Home Tampa Press Releases 2012 Man Pleads Guilty to Lying in Terrorism Investigation

Man Pleads Guilty to Lying in Terrorism Investigation

U.S. Attorney’s Office August 29, 2012
  • Middle District of Florida (813) 274-6000

ORLANDO—United States Attorney Robert E. O’Neill announces that Jonathan Paul Jimenez (28) yesterday pleaded guilty to one count of conspiracy to defraud the government with respect to false claims and one count of making a false statement to a federal agency in a matter involving international terrorism. Jimenez faces a maximum penalty of 10 years in federal prison for the conspiracy charge and up to eight years in federal prison on the false statement charge. Sentencing has been set for December 10, 2012. Jimenez was indicted by a federal grand jury on March 14, 2012.

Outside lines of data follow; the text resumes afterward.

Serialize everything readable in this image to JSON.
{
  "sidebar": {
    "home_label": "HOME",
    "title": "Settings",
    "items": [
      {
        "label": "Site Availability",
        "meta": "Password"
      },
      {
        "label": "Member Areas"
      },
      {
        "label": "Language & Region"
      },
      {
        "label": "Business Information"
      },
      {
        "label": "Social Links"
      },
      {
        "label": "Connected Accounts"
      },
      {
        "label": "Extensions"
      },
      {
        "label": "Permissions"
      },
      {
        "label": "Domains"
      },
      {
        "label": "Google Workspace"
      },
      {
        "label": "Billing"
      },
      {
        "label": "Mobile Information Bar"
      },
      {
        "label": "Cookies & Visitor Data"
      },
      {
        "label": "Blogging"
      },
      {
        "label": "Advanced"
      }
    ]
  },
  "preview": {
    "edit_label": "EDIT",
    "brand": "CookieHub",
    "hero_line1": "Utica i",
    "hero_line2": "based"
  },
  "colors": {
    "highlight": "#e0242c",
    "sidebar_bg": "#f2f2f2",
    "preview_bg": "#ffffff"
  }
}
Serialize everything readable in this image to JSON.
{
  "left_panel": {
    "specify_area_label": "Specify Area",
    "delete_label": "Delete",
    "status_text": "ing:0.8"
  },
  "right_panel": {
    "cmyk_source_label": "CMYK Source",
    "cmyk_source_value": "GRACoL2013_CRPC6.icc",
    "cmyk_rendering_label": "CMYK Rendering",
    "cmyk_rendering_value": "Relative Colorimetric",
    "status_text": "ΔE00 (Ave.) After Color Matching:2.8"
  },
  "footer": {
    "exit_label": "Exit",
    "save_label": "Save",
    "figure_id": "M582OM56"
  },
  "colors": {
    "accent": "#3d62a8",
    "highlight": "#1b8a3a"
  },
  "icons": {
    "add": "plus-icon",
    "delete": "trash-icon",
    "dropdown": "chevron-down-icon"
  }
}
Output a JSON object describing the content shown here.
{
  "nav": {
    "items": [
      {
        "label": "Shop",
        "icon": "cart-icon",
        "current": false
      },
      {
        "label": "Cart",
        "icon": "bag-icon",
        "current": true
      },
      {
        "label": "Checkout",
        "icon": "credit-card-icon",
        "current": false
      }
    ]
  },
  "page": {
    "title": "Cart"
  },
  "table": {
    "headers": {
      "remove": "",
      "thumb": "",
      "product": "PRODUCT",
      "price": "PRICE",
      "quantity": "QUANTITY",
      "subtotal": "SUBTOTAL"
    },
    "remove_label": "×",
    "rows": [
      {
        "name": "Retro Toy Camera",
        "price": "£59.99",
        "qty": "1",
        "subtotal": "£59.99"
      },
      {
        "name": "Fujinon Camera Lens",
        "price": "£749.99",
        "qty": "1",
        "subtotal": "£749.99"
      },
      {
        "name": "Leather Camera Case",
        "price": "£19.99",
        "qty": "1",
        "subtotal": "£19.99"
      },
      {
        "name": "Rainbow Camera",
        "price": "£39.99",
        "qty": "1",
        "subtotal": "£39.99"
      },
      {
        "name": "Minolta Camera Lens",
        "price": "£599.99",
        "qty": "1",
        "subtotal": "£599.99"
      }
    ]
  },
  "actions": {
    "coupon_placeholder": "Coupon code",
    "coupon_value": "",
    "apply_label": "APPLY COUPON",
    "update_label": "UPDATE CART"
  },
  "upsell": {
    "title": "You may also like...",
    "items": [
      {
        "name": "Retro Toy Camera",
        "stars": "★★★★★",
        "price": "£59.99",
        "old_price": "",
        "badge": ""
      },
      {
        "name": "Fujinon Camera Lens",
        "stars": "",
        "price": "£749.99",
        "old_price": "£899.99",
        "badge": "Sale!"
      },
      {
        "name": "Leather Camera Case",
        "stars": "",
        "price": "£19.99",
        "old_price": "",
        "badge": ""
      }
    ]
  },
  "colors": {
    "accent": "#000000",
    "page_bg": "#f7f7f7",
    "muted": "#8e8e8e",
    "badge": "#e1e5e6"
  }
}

According to court documents, the FBI has been conducting an investigation involving international terrorism. The investigation involves Marcus Dwayne Robertson and others operating an international travel facilitation network that sends individuals overseas to commit violent jihad.

According to court documents, in November 2010, Jimenez relocated from New York to Central Florida. He began training with Robertson in the skills necessary to participate in violent jihad overseas. The training with Robertson included martial arts, firearm and knife training, reading the Quran, and learning Arabic. During Jimenez’s training, Robertson stressed that Jimenez needed to focus on the religious aspects of his training, prior to perfecting the skills needed to commit violent acts.

In late May and early June 2011, Jimenez, with the assistance of Robertson and others, began making preparations for his overseas travel. Robertson assisted Jimenez with getting his photographs for his visa application and his vaccinations. On June 17, 2011, Jimenez departed Central Florida and traveled to New York by airplane. Jimenez expected to get his visa and then travel overseas.

During the course of the investigation, the FBI obtained evidence about the nature of Robertson’s training of Jimenez and the plan for Jimenez to travel overseas to engage in violent jihad. As part of the FBI investigation, a confidential source engaged in consensually recorded conversations with Jimenez and others. In those conversations, Jimenez stated that his “goal” was to “study and one day fight” and to “die on the battlefield.” He said that Robertson had told him that he was going to teach him how to shoot firearms and that it was permissible or obligatory to kill members of the armed forces. Jimenez also stated that Robertson had spoken with him about suicide bombings and that they were permissible. When Jimenez was interviewed by the FBI on September 22, 2011, Jimenez lied about making those statements.

To have funds available for him when he was overseas, Jimenez and others conspired to submit a false 2010 tax return for Jimenez. On the return, Jimenez falsely claimed three of Robertson’s children as his dependents and falsely represented that he lived with each of the three children for all of 2010. As a result of those false representations, Jimenez obtained a refund from the IRS in the amount of $5,587.

On August 23, 2011, Robertson was arrested by the FBI for being a previously convicted felon in possession of a firearm. He pled guilty to that crime in federal court on January 5, 2012, and is pending sentencing.

On March 14, 2012, Robertson was indicted with Jimenez for conspiracy to defraud the government with respect to claims. Robertson’s case is set for trial in October 2012. An indictment is merely a formal charge that a defendant has committed a violation of the federal criminal laws, and every defendant is presumed innocent unless, and until, proven guilty.

These cases were investigated by the FBI’s Joint Terrorism Task Force and the Internal Revenue Service-Criminal Investigation. They are being prosecuted by Assistant United States Attorney Roger B. Handberg.

This content has been reproduced from its original source.